### TASK DIRECTIONS
Would you copy out the following entries exactly, without any of the pictures?

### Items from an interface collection
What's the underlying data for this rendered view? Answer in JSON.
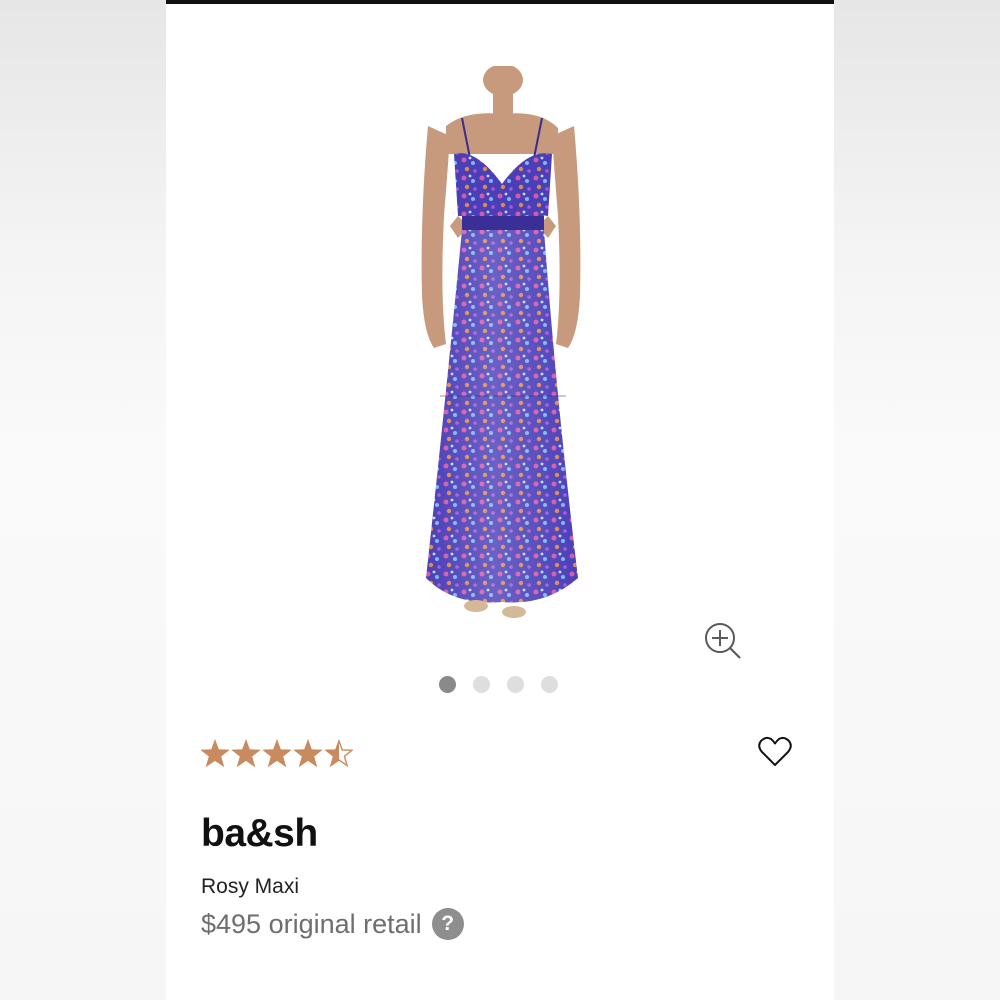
{
  "gallery": {
    "zoom_icon": "zoom-in-icon",
    "slides": [
      {
        "active": true
      },
      {
        "active": false
      },
      {
        "active": false
      },
      {
        "active": false
      }
    ]
  },
  "rating": {
    "value": 4.5,
    "max": 5,
    "star_color": "#c98a5f",
    "star_icon": "star-icon"
  },
  "favorite": {
    "icon": "heart-icon"
  },
  "product": {
    "brand": "ba&sh",
    "name": "Rosy Maxi",
    "price": "$495 original retail",
    "help_icon_text": "?"
  },
  "colors": {
    "accent": "#c98a5f",
    "dot_active": "#8a8a8a",
    "dot_inactive": "#dedede",
    "text_price": "#6e6e6e",
    "top_rule": "#111111"
  }
}
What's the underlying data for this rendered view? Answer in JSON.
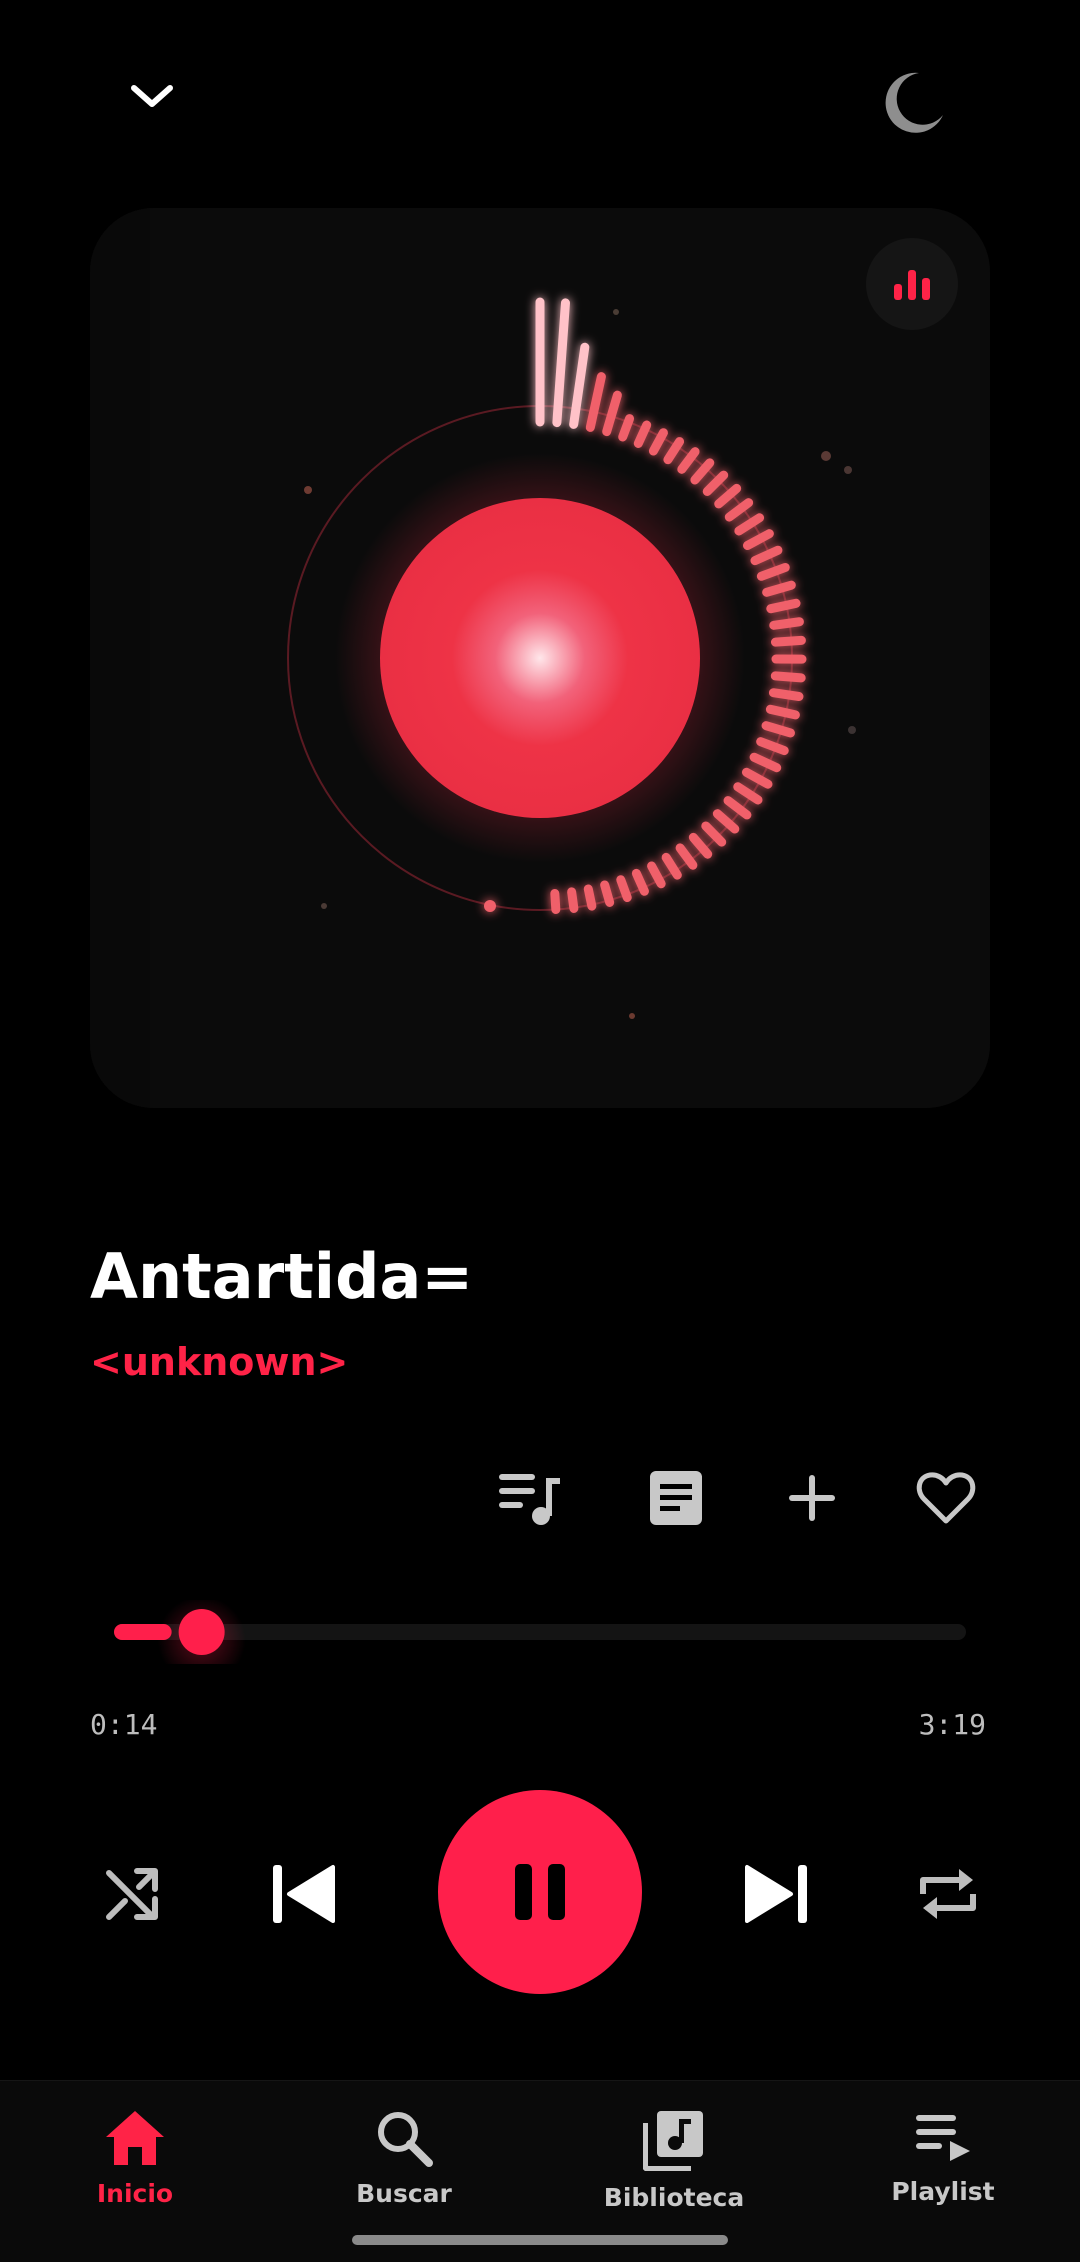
{
  "header": {
    "collapse_icon": "chevron-down-icon",
    "theme_icon": "moon-icon"
  },
  "visualizer": {
    "style_icon": "equalizer-bars-icon",
    "accent_color": "#ff2347",
    "disc_color": "#ee3346"
  },
  "track": {
    "title": "Antartida=",
    "artist": "<unknown>"
  },
  "actions": {
    "queue_icon": "queue-music-icon",
    "lyrics_icon": "lyrics-icon",
    "add_icon": "plus-icon",
    "favorite_icon": "heart-icon"
  },
  "progress": {
    "elapsed": "0:14",
    "duration": "3:19",
    "fraction": 0.07
  },
  "controls": {
    "shuffle_icon": "shuffle-icon",
    "previous_icon": "skip-previous-icon",
    "play_pause_icon": "pause-icon",
    "next_icon": "skip-next-icon",
    "repeat_icon": "repeat-icon"
  },
  "nav": {
    "items": [
      {
        "label": "Inicio",
        "icon": "home-icon",
        "active": true
      },
      {
        "label": "Buscar",
        "icon": "search-icon",
        "active": false
      },
      {
        "label": "Biblioteca",
        "icon": "library-music-icon",
        "active": false
      },
      {
        "label": "Playlist",
        "icon": "playlist-icon",
        "active": false
      }
    ]
  },
  "colors": {
    "background": "#000000",
    "accent": "#ff1f4b",
    "muted_icon": "#c8c8c8"
  }
}
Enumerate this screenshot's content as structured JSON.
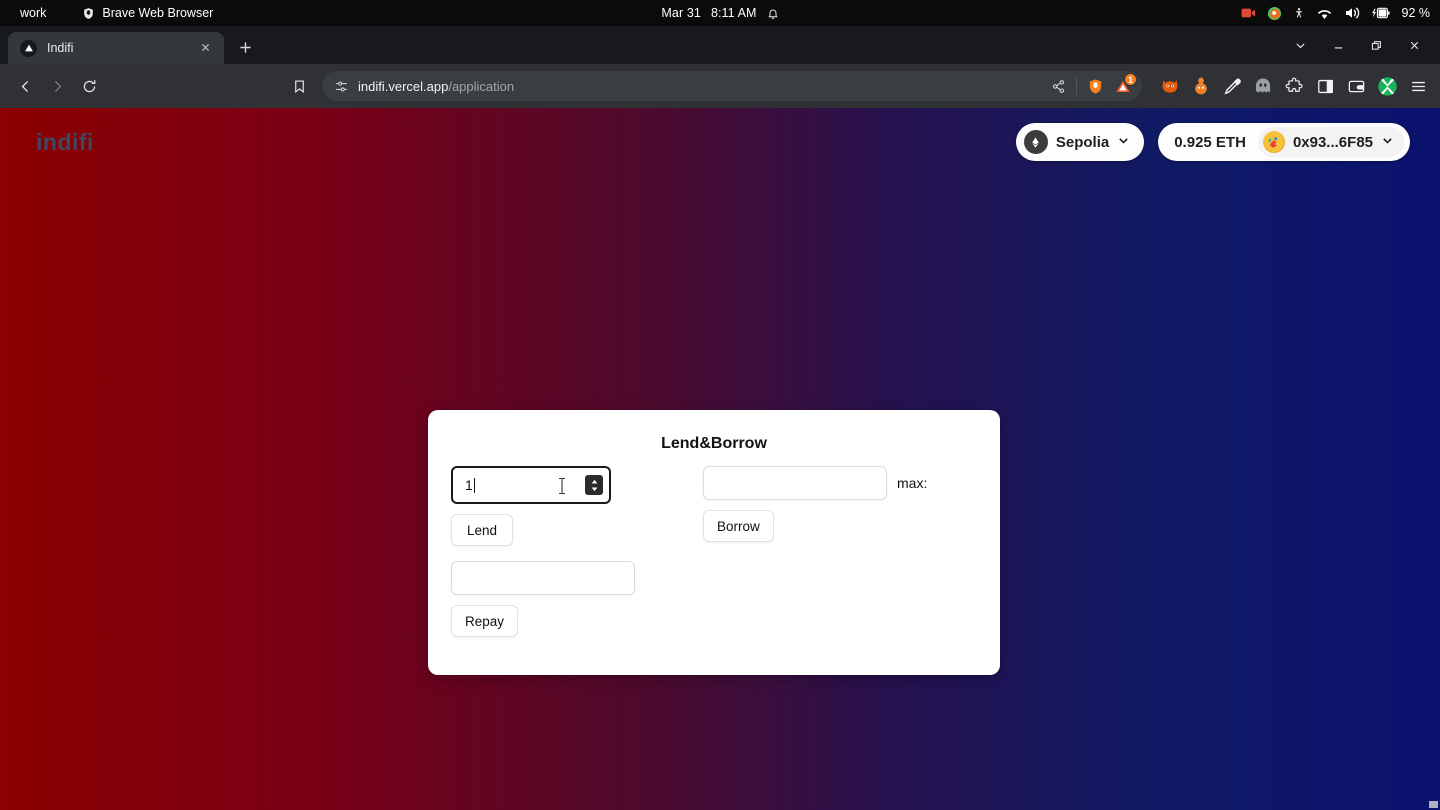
{
  "os_bar": {
    "workspace": "work",
    "app_name": "Brave Web Browser",
    "app_icon": "brave-lion-icon",
    "date": "Mar 31",
    "time": "8:11 AM",
    "bell_icon": "notification-bell-icon",
    "tray_icons": [
      "screen-record-icon",
      "firefox-icon",
      "accessibility-icon",
      "wifi-icon",
      "volume-icon",
      "battery-charging-icon"
    ],
    "battery": "92 %"
  },
  "browser": {
    "tab": {
      "title": "Indifi",
      "favicon": "vercel-triangle-icon",
      "close_icon": "close-icon"
    },
    "new_tab_icon": "plus-icon",
    "window_controls": [
      "tab-search-chevron-icon",
      "minimize-icon",
      "restore-icon",
      "close-window-icon"
    ],
    "nav": {
      "back_icon": "back-arrow-icon",
      "forward_icon": "forward-arrow-icon",
      "reload_icon": "reload-icon",
      "bookmark_icon": "bookmark-icon"
    },
    "omnibox": {
      "site_settings_icon": "site-settings-icon",
      "domain": "indifi.vercel.app",
      "path": "/application",
      "share_icon": "share-icon",
      "shields_icon": "brave-shields-icon",
      "vercel_icon": "vercel-triangle-icon",
      "vercel_badge": "1"
    },
    "extensions": [
      "firefox-fox-icon",
      "rabby-wallet-icon",
      "eyedropper-icon",
      "phantom-ghost-icon",
      "puzzle-extensions-icon",
      "sidebar-panel-icon",
      "wallet-icon",
      "metamask-icon"
    ],
    "menu_icon": "hamburger-menu-icon"
  },
  "site": {
    "brand": "indifi",
    "network": {
      "chain_icon": "ethereum-icon",
      "name": "Sepolia",
      "chevron_icon": "chevron-down-icon"
    },
    "account": {
      "balance": "0.925 ETH",
      "avatar_icon": "jazzicon-avatar",
      "address": "0x93...6F85",
      "chevron_icon": "chevron-down-icon"
    }
  },
  "card": {
    "title": "Lend&Borrow",
    "lend": {
      "amount_value": "1",
      "amount_placeholder": "",
      "spinner_icon": "number-spinner-icon",
      "button_label": "Lend"
    },
    "repay": {
      "amount_value": "",
      "amount_placeholder": "",
      "button_label": "Repay"
    },
    "borrow": {
      "amount_value": "",
      "amount_placeholder": "",
      "button_label": "Borrow",
      "max_label": "max:",
      "max_value": ""
    }
  },
  "colors": {
    "gradient_start": "#8b0000",
    "gradient_end": "#0b1270",
    "brand_text": "#3b4a63",
    "accent_orange": "#f6821f",
    "card_bg": "#ffffff"
  }
}
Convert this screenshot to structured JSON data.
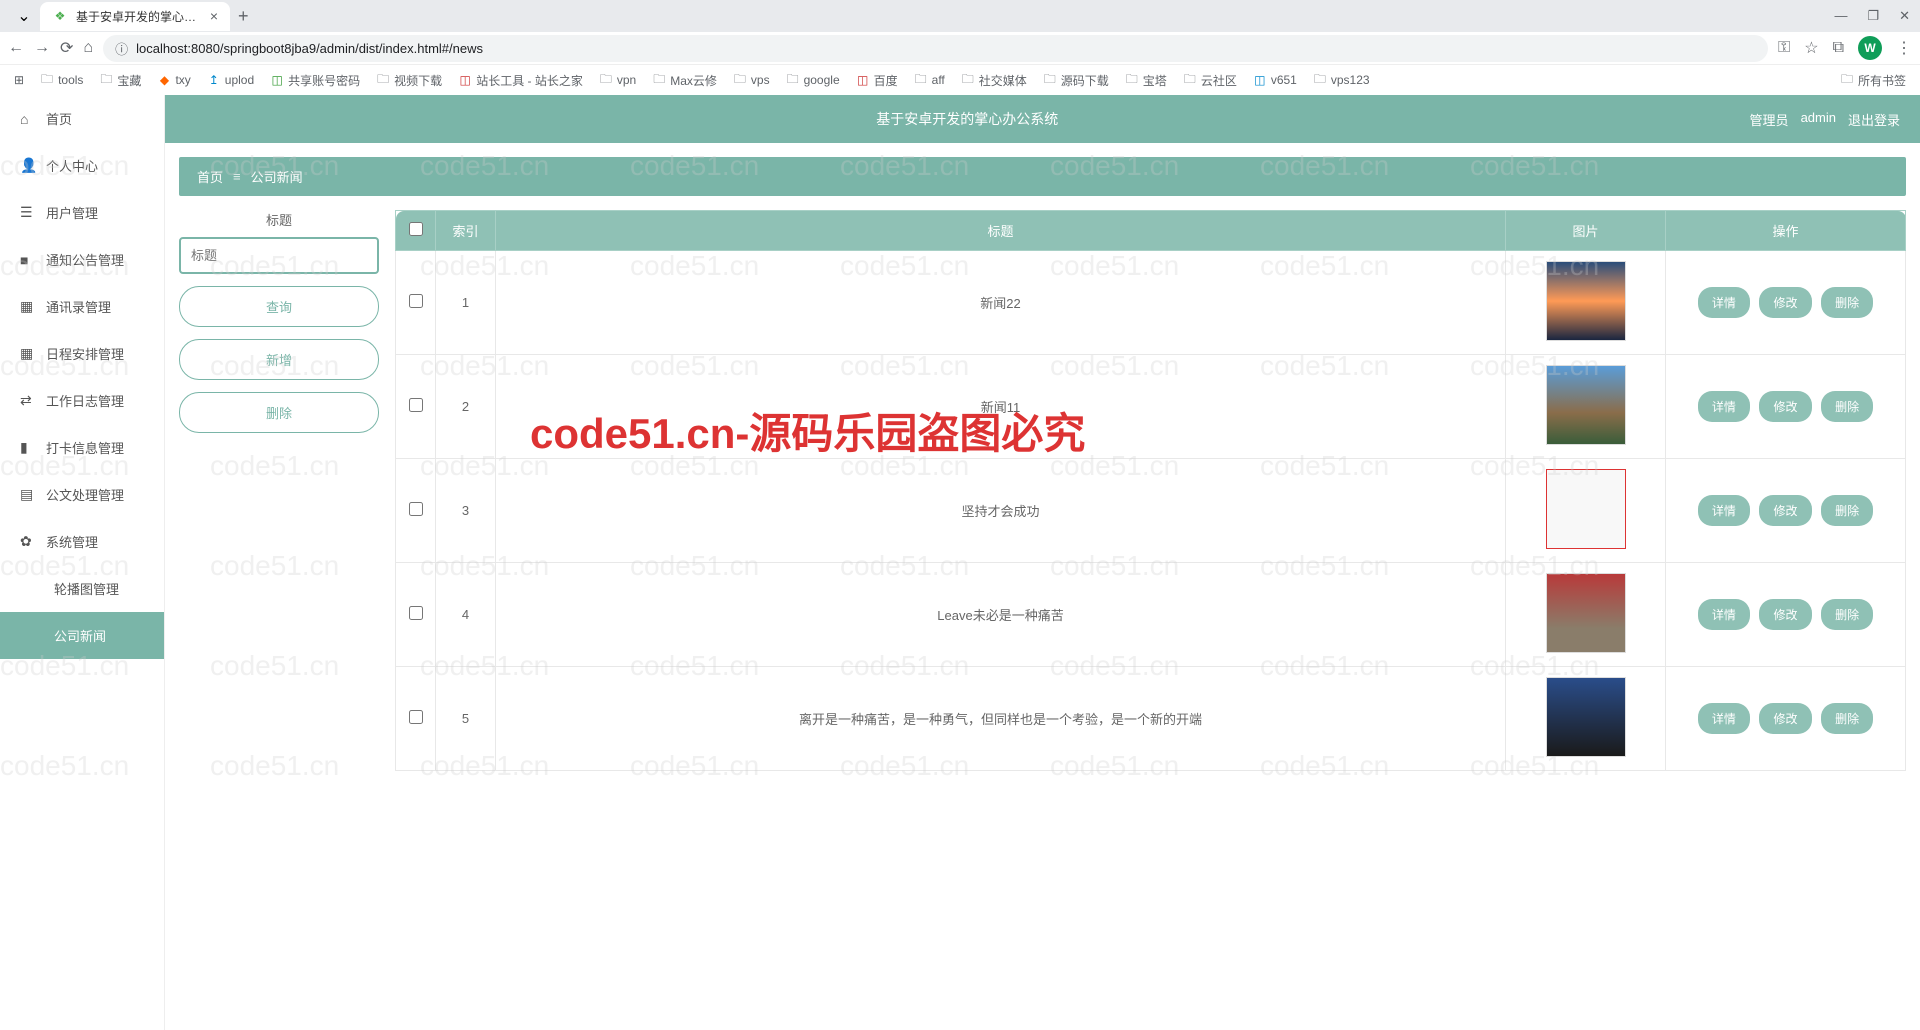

### THE COMPLETED TASK
What's the underlying data for this rendered view? Answer in JSON.
{
  "gallery": {
    "zoom_icon": "zoom-in-icon",
    "slides": [
      {
        "active": true
      },
      {
        "active": false
      },
      {
        "active": false
      },
      {
        "active": false
      }
    ]
  },
  "rating": {
    "value": 4.5,
    "max": 5,
    "star_color": "#c98a5f",
    "star_icon": "star-icon"
  },
  "favorite": {
    "icon": "heart-icon"
  },
  "product": {
    "brand": "ba&sh",
    "name": "Rosy Maxi",
    "price": "$495 original retail",
    "help_icon_text": "?"
  },
  "colors": {
    "accent": "#c98a5f",
    "dot_active": "#8a8a8a",
    "dot_inactive": "#dedede",
    "text_price": "#6e6e6e",
    "top_rule": "#111111"
  }
}
What's the underlying data for this rendered view? Answer in JSON.
{
  "header": {
    "collapse_icon": "chevron-down-icon",
    "theme_icon": "moon-icon"
  },
  "visualizer": {
    "style_icon": "equalizer-bars-icon",
    "accent_color": "#ff2347",
    "disc_color": "#ee3346"
  },
  "track": {
    "title": "Antartida=",
    "artist": "<unknown>"
  },
  "actions": {
    "queue_icon": "queue-music-icon",
    "lyrics_icon": "lyrics-icon",
    "add_icon": "plus-icon",
    "favorite_icon": "heart-icon"
  },
  "progress": {
    "elapsed": "0:14",
    "duration": "3:19",
    "fraction": 0.07
  },
  "controls": {
    "shuffle_icon": "shuffle-icon",
    "previous_icon": "skip-previous-icon",
    "play_pause_icon": "pause-icon",
    "next_icon": "skip-next-icon",
    "repeat_icon": "repeat-icon"
  },
  "nav": {
    "items": [
      {
        "label": "Inicio",
        "icon": "home-icon",
        "active": true
      },
      {
        "label": "Buscar",
        "icon": "search-icon",
        "active": false
      },
      {
        "label": "Biblioteca",
        "icon": "library-music-icon",
        "active": false
      },
      {
        "label": "Playlist",
        "icon": "playlist-icon",
        "active": false
      }
    ]
  },
  "colors": {
    "background": "#000000",
    "accent": "#ff1f4b",
    "muted_icon": "#c8c8c8"
  }
}
Enumerate this screenshot's content as structured JSON.
{
  "os_bar": {
    "workspace": "work",
    "app_name": "Brave Web Browser",
    "app_icon": "brave-lion-icon",
    "date": "Mar 31",
    "time": "8:11 AM",
    "bell_icon": "notification-bell-icon",
    "tray_icons": [
      "screen-record-icon",
      "firefox-icon",
      "accessibility-icon",
      "wifi-icon",
      "volume-icon",
      "battery-charging-icon"
    ],
    "battery": "92 %"
  },
  "browser": {
    "tab": {
      "title": "Indifi",
      "favicon": "vercel-triangle-icon",
      "close_icon": "close-icon"
    },
    "new_tab_icon": "plus-icon",
    "window_controls": [
      "tab-search-chevron-icon",
      "minimize-icon",
      "restore-icon",
      "close-window-icon"
    ],
    "nav": {
      "back_icon": "back-arrow-icon",
      "forward_icon": "forward-arrow-icon",
      "reload_icon": "reload-icon",
      "bookmark_icon": "bookmark-icon"
    },
    "omnibox": {
      "site_settings_icon": "site-settings-icon",
      "domain": "indifi.vercel.app",
      "path": "/application",
      "share_icon": "share-icon",
      "shields_icon": "brave-shields-icon",
      "vercel_icon": "vercel-triangle-icon",
      "vercel_badge": "1"
    },
    "extensions": [
      "firefox-fox-icon",
      "rabby-wallet-icon",
      "eyedropper-icon",
      "phantom-ghost-icon",
      "puzzle-extensions-icon",
      "sidebar-panel-icon",
      "wallet-icon",
      "metamask-icon"
    ],
    "menu_icon": "hamburger-menu-icon"
  },
  "site": {
    "brand": "indifi",
    "network": {
      "chain_icon": "ethereum-icon",
      "name": "Sepolia",
      "chevron_icon": "chevron-down-icon"
    },
    "account": {
      "balance": "0.925 ETH",
      "avatar_icon": "jazzicon-avatar",
      "address": "0x93...6F85",
      "chevron_icon": "chevron-down-icon"
    }
  },
  "card": {
    "title": "Lend&Borrow",
    "lend": {
      "amount_value": "1",
      "amount_placeholder": "",
      "spinner_icon": "number-spinner-icon",
      "button_label": "Lend"
    },
    "repay": {
      "amount_value": "",
      "amount_placeholder": "",
      "button_label": "Repay"
    },
    "borrow": {
      "amount_value": "",
      "amount_placeholder": "",
      "button_label": "Borrow",
      "max_label": "max:",
      "max_value": ""
    }
  },
  "colors": {
    "gradient_start": "#8b0000",
    "gradient_end": "#0b1270",
    "brand_text": "#3b4a63",
    "accent_orange": "#f6821f",
    "card_bg": "#ffffff"
  }
}
Convert this screenshot to structured JSON data.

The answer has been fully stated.